Hawaii’s tourism economy is on pace with last year’s record-breaking year in spending and arrivals, but Kauai saw fewer visitors and spending in June.
The Hawaii Tourism Authority reported Monday that during the first half of 2014, visitor expenditures contributed $178 million more into the state’s economy compared to last year, which represents $7.4 billion in total expenditures or $19 million in state tax revenue.
During the first six months of the year, visitors spent an average of $40.2 million statewide per day, $19.3 million on Oahu, $11.4 million on Maui, $4.1 million on Kauai and $5.4 million on Hawaii Island.
“Despite these gains, we are cognizant of changing trends in visitor length of stay and spending. Visitors are exercising more caution in keeping within their budget threshold as the cost of a Hawaiian vacation increases, competition from alternative destinations grows and the U.S. dollar becomes stronger against foreign currencies,” said Mike McCartney, president and CEO of HTA.

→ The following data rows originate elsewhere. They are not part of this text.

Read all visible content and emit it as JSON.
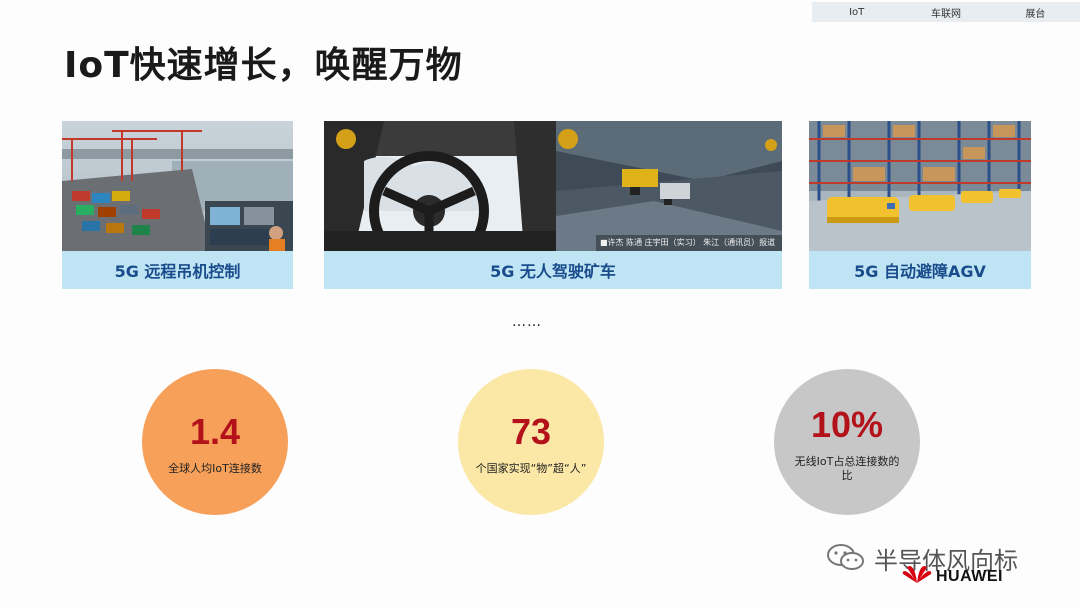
{
  "nav": {
    "items": [
      "IoT",
      "车联网",
      "展台"
    ]
  },
  "title": "IoT快速增长，唤醒万物",
  "cards": [
    {
      "caption": "5G 远程吊机控制"
    },
    {
      "caption": "5G 无人驾驶矿车",
      "photo_caption": "■许杰 陈通 庄宇田（实习） 朱江（通讯员）报道"
    },
    {
      "caption": "5G 自动避障AGV"
    }
  ],
  "ellipsis": "……",
  "stats": [
    {
      "value": "1.4",
      "label": "全球人均IoT连接数",
      "color": "#f6a05a"
    },
    {
      "value": "73",
      "label": "个国家实现“物”超“人”",
      "color": "#fbe8a6"
    },
    {
      "value": "10%",
      "label": "无线IoT占总连接数的比",
      "color": "#c7c7c7"
    }
  ],
  "watermark": "半导体风向标",
  "brand": "HUAWEI"
}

Visitors who came to Hawaii in June 2014 spent a total of $1.3 billion (+0.3 percent), comparable to June 2013, while total arrivals rose 1.9 percent to 725,066 visitors, according to preliminary statistics released by HTA.

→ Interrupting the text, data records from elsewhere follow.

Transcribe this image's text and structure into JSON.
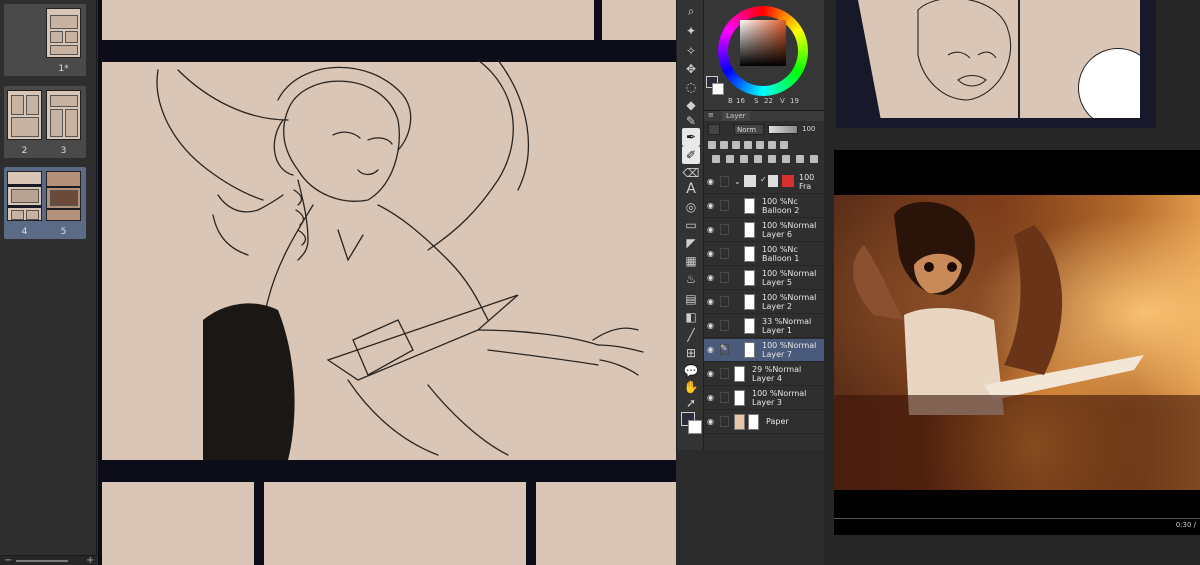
{
  "pages": [
    {
      "label": "1*",
      "selected": false
    },
    {
      "label": "2",
      "selected": false
    },
    {
      "label": "3",
      "selected": false
    },
    {
      "label": "4",
      "selected": true
    },
    {
      "label": "5",
      "selected": true
    }
  ],
  "color_panel": {
    "values": [
      "16",
      "22",
      "19"
    ],
    "labels": [
      "B",
      "S",
      "V"
    ],
    "accent": "#e05a2a"
  },
  "layer_panel": {
    "tab_label": "Layer",
    "blend_mode": "Norm",
    "opacity": "100",
    "folder": {
      "opacity": "100",
      "name": "Fra"
    },
    "layers": [
      {
        "opacity": "100 %Nc",
        "name": "Balloon 2",
        "kind": "balloon"
      },
      {
        "opacity": "100 %Normal",
        "name": "Layer 6",
        "kind": "raster"
      },
      {
        "opacity": "100 %Nc",
        "name": "Balloon 1",
        "kind": "balloon"
      },
      {
        "opacity": "100 %Normal",
        "name": "Layer 5",
        "kind": "raster"
      },
      {
        "opacity": "100 %Normal",
        "name": "Layer 2",
        "kind": "raster"
      },
      {
        "opacity": "33 %Normal",
        "name": "Layer 1",
        "kind": "raster"
      },
      {
        "opacity": "100 %Normal",
        "name": "Layer 7",
        "kind": "raster",
        "selected": true
      },
      {
        "opacity": "29 %Normal",
        "name": "Layer 4",
        "kind": "raster"
      },
      {
        "opacity": "100 %Normal",
        "name": "Layer 3",
        "kind": "raster"
      },
      {
        "opacity": "",
        "name": "Paper",
        "kind": "paper"
      }
    ]
  },
  "video": {
    "timecode": "0:30 /"
  },
  "colors": {
    "panel_border": "#0d0d1a",
    "paper": "#d9c6b7",
    "selection": "#4a5a7a"
  }
}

Kauai saw a decline in arrivals (-1.8 percent to 103, 623 visitors) and daily spending (-1.9 percent to $160 per person), which resulted in $128.4 million in visitor expenditures, down 2.1 percent compared to June 2013.
Growth in Japanese arrivals to Hawaii rose 7 percent to 126,357 visitors, but was offset by decreases in length of stay (-2.5 percent to 5.76 days) and daily spending (-4.6 percent to $283 per person), resulting in total visitor expenditures of $205.8 million (-0.5 percent).
McCartney said he anticipates a bump in air seats from North America in the latter half of the year, specifically out of Los Angeles and Seattle. Increased competition within these major hubs, along with the redeployment of aircrafts previously used for international routes to service domestic routes are contributing to the increase in air seats, he said. However, more visitors are now booking travel within a shorter timeframe (from three to six months to 30 days), which causes more uncertainty in forecasting the second half of the year.
He said HTA is looking forward to its upcoming Hawaii Tourism Conference on Aug. 28 and 29.
“Maintaining the momentum that Hawaii’s tourism economy experienced last year will be a priority for us as we look to the latter half of 2014 and 2015,” McCartney said.